China approved nearly 10 gigawatts of new coal-fired power generation projects in the first quarter, roughly equal to the amount approved for all of last year, amid a broader scramble to jump-start an economy hobbled by the COVID-19 epidemic.
Investment in infrastructure like power generation has played an important part in China’s rapid economic rise, especially in times of economic distress like the global financial crisis of 2008 and 2009. Many expect such spending to play an important role as Beijing tries to restart the economy in the aftermath of the coronavirus outbreak that has brought activity to a crawl, causing the economy to post its first quarterly contraction since modern record-keeping began.
Coal has always been a controversial part of the nation’s power mix. On the one hand, China has plentiful supply of the resource, which it has harnessed to rapidly build up power infrastructure to feed the country’s growing economy. But such energy is notoriously dirty, and overly aggressive building led to oversupply earlier this decade that sent many producers into the red.
Those factors led the government to scale back and even halt many new coal-powered projects in recent years. But that trend went into reverse in the first quarter, when six major new coal-fired projects were approved that could add 9.96 GW of capacity, according to calculations by Caixin.
That was roughly equal to the amount of similar new power projects approved for all of last year. Of the new projects, four were in the coal-rich area of Shaanxi province, one was in South China’s Guangdong Province and one was in Inner Mongolia.
The climate for approving such projects appears to have eased during the quarter, a senior electricity analyst told Caixin, speaking on condition of anonymity. But he added it was unclear if more such large-scale projects would be approved over the rest of the year, and also pointed out that around 10 GW of older coal-fired capacity had typically been retired annually in recent years. As such, he said it would be important to monitor the pace of new project approvals for the rest of the year.

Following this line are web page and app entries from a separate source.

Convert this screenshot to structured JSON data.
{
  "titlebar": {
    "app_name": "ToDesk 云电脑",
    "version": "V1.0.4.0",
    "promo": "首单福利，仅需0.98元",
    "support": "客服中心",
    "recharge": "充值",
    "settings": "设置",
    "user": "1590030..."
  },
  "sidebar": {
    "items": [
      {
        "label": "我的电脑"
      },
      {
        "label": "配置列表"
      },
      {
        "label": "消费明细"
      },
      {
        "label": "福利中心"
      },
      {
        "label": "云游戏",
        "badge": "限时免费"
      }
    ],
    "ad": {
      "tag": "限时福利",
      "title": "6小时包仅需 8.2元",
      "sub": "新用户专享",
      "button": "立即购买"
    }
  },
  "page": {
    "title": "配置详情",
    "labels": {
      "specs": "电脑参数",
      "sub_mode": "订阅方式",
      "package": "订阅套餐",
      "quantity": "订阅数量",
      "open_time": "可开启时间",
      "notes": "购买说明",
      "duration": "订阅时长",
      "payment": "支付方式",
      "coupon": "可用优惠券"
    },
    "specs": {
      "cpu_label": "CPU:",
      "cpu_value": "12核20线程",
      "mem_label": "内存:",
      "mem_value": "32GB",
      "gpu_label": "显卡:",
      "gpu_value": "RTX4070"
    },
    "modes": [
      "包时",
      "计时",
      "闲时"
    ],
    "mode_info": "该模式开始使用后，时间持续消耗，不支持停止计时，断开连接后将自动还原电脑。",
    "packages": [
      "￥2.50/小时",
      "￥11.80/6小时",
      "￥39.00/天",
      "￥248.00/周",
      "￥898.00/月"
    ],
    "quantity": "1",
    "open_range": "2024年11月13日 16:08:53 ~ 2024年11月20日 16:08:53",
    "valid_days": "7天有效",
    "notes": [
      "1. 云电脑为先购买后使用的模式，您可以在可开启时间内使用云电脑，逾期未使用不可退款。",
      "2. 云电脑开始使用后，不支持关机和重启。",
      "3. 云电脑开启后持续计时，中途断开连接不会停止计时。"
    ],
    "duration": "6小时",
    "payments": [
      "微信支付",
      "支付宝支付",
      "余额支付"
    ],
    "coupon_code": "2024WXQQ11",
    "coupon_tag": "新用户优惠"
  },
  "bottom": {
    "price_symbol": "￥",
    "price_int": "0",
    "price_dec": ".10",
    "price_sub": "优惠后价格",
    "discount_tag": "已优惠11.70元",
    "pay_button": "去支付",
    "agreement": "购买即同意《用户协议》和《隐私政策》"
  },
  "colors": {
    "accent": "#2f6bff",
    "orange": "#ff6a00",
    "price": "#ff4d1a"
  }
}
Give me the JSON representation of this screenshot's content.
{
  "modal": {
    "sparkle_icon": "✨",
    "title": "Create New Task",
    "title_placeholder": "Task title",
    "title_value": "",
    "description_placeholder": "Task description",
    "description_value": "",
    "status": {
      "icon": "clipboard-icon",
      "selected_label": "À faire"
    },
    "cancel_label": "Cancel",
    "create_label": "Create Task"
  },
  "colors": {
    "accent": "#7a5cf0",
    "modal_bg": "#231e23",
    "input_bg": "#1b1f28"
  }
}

The surge in first-quarter approvals may be due to the impact of the COVID-19 outbreak and the huge accompanying economic slowdown, said Ye Chun, a senior electricity expert. This has led officials “to move ahead with any projects that are in a position to do so,” including ones that were previously decelerated, he added.
Ye also pointed out that even after obtaining approval, new projects typically take around two years to build and take future economic trends and expectations into account. “Even though electricity consumption doesn’t look that strong at the moment, urbanization, electricity use in villages and a recovery of supply chains provide a lot of room to boost future demand,” he said.
The sudden surge in approvals follows several years of relatively weak activity for such new construction as China tries to balance excess supply with demand.
In 2016, energy regulators launched a policy aimed at controlling the addition of new coal-fired power, and China’s 13th five-year plan mentioned creating a “ceiling” for such power construction. Another document issued in 2017 called for a halt of construction for 35.2 GW of new coal-fired power, and a slowdown for another 55.17 GW to give the industry more time to absorb all the new capacity.
In 2017, fossil-fuel-powered electricity providers lost a collective 13.2 billion yuan ($1.87 billion), even as an additional 38.55 GW of new coal-powered supply was added to the nation’s network. The losses continued in 2018 but narrowed, as another 29 GW was added.
In the first nine months of 2019, 46% of the fossil fuel-powered operations of five of the country’s largest electricity producers continued to lose money and utilization rates fell, even as another 30 GW of new power generation capacity was installed.
Source: Nikkei Asian Review